> [Your objective] Tally the lines in the following entries that include the word "down"; state only the total.
-*-
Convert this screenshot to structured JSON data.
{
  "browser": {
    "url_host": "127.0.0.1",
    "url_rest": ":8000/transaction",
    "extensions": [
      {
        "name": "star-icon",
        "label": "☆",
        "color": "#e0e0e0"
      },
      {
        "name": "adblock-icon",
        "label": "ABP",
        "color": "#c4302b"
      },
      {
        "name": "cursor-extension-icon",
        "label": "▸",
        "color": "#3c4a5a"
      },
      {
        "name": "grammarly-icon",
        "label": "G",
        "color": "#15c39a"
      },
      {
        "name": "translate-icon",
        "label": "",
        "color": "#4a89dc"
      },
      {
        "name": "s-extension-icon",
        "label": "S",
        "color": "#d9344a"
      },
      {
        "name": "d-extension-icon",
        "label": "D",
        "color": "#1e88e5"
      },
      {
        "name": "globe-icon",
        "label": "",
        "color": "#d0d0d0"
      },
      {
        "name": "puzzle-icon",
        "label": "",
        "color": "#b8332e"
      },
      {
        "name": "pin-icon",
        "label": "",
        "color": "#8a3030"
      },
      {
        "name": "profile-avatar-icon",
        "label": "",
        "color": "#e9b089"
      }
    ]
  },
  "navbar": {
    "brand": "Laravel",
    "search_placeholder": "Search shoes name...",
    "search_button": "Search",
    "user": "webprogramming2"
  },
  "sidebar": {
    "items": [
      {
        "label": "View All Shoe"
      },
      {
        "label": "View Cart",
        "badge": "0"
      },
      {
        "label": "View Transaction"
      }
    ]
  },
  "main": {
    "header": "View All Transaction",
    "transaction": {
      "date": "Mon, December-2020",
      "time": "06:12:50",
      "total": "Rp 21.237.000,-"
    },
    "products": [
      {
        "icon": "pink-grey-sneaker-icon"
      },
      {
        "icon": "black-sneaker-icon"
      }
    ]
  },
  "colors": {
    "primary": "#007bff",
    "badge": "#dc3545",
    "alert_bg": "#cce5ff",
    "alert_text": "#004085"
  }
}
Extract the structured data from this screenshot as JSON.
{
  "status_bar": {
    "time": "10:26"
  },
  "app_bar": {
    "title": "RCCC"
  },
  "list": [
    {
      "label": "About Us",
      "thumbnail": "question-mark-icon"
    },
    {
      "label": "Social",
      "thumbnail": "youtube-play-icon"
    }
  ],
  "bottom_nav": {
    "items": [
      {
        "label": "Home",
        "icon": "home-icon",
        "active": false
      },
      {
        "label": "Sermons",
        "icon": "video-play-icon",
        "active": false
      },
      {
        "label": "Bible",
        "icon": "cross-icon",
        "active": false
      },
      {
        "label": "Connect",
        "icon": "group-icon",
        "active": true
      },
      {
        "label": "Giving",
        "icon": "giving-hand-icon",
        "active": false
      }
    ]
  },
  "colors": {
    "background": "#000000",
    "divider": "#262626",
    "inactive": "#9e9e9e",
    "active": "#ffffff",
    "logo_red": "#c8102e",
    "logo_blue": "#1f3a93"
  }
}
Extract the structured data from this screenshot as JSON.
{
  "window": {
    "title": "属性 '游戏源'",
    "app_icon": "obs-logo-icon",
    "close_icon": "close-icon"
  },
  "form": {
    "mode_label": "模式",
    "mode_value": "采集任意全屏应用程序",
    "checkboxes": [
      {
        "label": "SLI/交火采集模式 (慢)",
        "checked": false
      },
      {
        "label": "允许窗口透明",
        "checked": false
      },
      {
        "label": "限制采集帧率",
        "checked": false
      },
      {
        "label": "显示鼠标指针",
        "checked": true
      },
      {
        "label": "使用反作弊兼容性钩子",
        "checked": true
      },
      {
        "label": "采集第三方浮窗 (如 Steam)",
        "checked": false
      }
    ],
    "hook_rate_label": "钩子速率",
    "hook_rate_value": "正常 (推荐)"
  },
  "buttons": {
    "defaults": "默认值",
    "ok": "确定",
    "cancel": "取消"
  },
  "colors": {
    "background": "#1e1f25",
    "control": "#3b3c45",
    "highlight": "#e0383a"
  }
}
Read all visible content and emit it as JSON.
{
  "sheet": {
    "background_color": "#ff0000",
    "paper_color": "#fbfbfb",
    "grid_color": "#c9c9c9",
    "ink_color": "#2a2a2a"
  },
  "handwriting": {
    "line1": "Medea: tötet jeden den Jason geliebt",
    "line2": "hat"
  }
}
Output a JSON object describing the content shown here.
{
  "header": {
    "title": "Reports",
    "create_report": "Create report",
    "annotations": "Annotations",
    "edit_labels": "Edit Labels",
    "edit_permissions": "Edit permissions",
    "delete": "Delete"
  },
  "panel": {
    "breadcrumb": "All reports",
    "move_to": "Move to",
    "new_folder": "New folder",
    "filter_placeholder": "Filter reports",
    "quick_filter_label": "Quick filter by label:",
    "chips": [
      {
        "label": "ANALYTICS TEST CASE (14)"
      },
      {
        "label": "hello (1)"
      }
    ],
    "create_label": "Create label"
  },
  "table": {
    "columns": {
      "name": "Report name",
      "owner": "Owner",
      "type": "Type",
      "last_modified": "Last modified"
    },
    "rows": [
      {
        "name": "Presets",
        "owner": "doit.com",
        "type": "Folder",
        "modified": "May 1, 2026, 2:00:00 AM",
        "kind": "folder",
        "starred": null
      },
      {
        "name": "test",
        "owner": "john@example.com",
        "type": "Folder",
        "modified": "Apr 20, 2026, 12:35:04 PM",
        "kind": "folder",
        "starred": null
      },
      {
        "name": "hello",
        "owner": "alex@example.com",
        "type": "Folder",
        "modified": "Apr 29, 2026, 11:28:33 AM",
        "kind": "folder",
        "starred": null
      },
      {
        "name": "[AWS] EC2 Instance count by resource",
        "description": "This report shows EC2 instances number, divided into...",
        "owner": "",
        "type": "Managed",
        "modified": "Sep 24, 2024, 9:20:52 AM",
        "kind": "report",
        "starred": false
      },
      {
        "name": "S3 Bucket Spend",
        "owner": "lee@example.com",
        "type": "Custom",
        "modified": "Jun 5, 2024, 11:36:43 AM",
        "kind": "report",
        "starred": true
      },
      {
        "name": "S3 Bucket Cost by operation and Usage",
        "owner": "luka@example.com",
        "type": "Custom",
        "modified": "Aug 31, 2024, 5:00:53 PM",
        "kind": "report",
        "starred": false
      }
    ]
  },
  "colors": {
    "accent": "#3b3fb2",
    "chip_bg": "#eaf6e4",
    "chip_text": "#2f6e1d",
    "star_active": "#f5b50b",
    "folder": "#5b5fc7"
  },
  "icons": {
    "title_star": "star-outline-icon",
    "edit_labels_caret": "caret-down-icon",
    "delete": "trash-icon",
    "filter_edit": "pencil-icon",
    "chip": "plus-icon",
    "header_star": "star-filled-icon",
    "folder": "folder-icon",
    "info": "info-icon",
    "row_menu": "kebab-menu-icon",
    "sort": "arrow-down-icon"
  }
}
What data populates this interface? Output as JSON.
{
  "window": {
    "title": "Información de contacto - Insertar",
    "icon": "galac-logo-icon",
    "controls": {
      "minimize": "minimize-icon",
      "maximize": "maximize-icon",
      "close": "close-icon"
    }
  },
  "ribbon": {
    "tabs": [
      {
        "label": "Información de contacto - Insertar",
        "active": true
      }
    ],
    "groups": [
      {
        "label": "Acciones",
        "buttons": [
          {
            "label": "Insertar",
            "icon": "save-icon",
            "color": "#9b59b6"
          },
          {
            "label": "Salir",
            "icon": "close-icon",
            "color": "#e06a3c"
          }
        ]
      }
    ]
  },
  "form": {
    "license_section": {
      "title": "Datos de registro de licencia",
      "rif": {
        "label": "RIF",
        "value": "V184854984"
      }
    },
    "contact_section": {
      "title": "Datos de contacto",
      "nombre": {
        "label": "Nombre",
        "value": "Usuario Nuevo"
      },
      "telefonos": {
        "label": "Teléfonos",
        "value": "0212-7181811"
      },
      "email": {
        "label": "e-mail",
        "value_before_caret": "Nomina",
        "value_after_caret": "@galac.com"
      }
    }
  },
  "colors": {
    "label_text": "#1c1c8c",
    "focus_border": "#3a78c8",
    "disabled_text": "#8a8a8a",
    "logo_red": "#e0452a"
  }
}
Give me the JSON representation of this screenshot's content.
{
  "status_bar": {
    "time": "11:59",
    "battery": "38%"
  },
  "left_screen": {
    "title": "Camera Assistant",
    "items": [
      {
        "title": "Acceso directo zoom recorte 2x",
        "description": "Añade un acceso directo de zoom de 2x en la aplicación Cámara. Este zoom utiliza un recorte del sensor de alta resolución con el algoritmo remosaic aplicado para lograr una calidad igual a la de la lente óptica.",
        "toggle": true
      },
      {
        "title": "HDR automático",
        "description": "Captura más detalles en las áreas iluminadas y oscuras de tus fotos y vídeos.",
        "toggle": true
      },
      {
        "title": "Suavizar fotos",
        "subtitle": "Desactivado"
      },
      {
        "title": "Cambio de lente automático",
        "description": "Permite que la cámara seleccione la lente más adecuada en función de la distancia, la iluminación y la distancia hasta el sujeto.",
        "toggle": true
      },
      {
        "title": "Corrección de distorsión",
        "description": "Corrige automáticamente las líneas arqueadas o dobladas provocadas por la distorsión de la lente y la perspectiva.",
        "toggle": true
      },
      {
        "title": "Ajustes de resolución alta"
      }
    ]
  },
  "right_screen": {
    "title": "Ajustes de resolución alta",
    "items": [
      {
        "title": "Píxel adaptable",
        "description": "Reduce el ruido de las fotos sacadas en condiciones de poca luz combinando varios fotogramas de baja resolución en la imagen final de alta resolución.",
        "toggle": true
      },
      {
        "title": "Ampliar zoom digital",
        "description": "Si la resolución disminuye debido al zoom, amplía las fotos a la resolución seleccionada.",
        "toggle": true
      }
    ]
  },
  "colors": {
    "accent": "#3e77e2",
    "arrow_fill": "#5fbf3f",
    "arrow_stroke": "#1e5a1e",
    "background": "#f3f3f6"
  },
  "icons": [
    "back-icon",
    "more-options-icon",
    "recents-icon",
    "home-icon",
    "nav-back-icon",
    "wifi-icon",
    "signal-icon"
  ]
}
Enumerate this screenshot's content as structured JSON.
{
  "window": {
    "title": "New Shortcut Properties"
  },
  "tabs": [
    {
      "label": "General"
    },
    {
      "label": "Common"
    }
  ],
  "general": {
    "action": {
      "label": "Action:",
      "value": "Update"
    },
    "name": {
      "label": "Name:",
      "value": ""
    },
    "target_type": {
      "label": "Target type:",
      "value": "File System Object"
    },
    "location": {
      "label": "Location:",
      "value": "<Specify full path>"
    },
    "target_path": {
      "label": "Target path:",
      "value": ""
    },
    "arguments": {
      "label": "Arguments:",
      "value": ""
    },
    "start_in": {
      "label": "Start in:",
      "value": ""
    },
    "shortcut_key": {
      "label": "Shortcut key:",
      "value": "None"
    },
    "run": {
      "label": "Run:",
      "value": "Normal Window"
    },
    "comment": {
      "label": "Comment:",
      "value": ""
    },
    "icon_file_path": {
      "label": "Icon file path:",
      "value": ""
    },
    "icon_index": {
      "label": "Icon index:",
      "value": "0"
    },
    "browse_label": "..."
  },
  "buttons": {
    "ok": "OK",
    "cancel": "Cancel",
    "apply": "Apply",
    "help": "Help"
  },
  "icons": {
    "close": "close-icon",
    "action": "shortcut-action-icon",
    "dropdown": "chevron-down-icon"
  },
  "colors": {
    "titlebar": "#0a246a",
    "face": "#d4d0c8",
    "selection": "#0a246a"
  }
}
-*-
> [Written response] 3